This statement is by Eric Maskin, a past winner of the Nobel Prize in economics. He made it at a recent conference at Mercatus. I’m assuming that the author of the article in which this statement is quoted, Tim Cavanaugh, quoted him correctly.

Maskin is wrong. He has not identified an externality. It’s true that lenders who are borrowing other people’s money are subjecting those other people to risk. It’s not true that that constitutes an externality. Those other people–creditors–know that and can price the risk accordingly in the terms of the loan. I’m not saying they will. They might make mistakes. But mistakes are not an externality per se.

It’s also possible that federal deposit insurance will warp incentives by bailing out the creditors.
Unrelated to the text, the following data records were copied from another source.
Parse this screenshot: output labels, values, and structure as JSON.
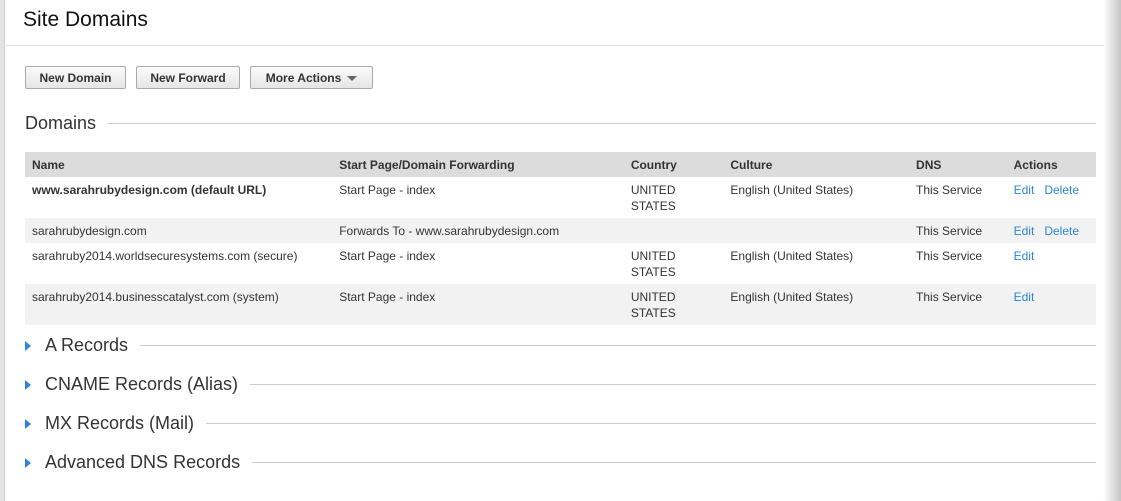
{
  "title": "Site Domains",
  "toolbar": {
    "new_domain": "New Domain",
    "new_forward": "New Forward",
    "more_actions": "More Actions"
  },
  "domains": {
    "heading": "Domains",
    "columns": [
      "Name",
      "Start Page/Domain Forwarding",
      "Country",
      "Culture",
      "DNS",
      "Actions"
    ],
    "rows": [
      {
        "name": "www.sarahrubydesign.com (default URL)",
        "start": "Start Page - index",
        "country": "UNITED STATES",
        "culture": "English (United States)",
        "dns": "This Service",
        "edit": "Edit",
        "delete": "Delete"
      },
      {
        "name": "sarahrubydesign.com",
        "start": "Forwards To - www.sarahrubydesign.com",
        "country": "",
        "culture": "",
        "dns": "This Service",
        "edit": "Edit",
        "delete": "Delete"
      },
      {
        "name": "sarahruby2014.worldsecuresystems.com (secure)",
        "start": "Start Page - index",
        "country": "UNITED STATES",
        "culture": "English (United States)",
        "dns": "This Service",
        "edit": "Edit"
      },
      {
        "name": "sarahruby2014.businesscatalyst.com (system)",
        "start": "Start Page - index",
        "country": "UNITED STATES",
        "culture": "English (United States)",
        "dns": "This Service",
        "edit": "Edit"
      }
    ]
  },
  "sections": [
    "A Records",
    "CNAME Records (Alias)",
    "MX Records (Mail)",
    "Advanced DNS Records"
  ]
}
Creditors, knowing this, will not be as careful in lending to banks. But then that’s an externality created by government. (It’s one, by the way, that even FDR was uneasy about in 1932, before he was president. He wrote that deposit insurance would “lead to laxity in bank management and carelessness on the part of both banker and depositor.” Not surprisingly, given how spacey FDR was, that didn’t stop him from signing a law creating deposit insurance the very next year.)

So Maskin’s comment, “the only way that that externality will be taken into account is if someone else, a regulator for example, puts a limit on leverage” is false. The way you would get the externality taken into account is by removing the warped incentive that deposit insurance creates.

His mistake reminds me of one that Tyler Cowen made last month. Tyler wrote a post titled, “What is the market failure in data storage and protection at the retail level?” and tried to identify the market failure. He did not succeed. As I wrote on his site:

I see how your proposal could make sense, but I don’t see how this is a market failure. The company and the customers bear the costs and there are market transactions between them. So it’s hard to see where the externality is.

One of the participants at the event contacted me and told me that, indeed, Tim Cavanaugh did quote Eric Maskin accurately. Here is the link and you can go to the 36:00 point (approximately) for the relevant quote.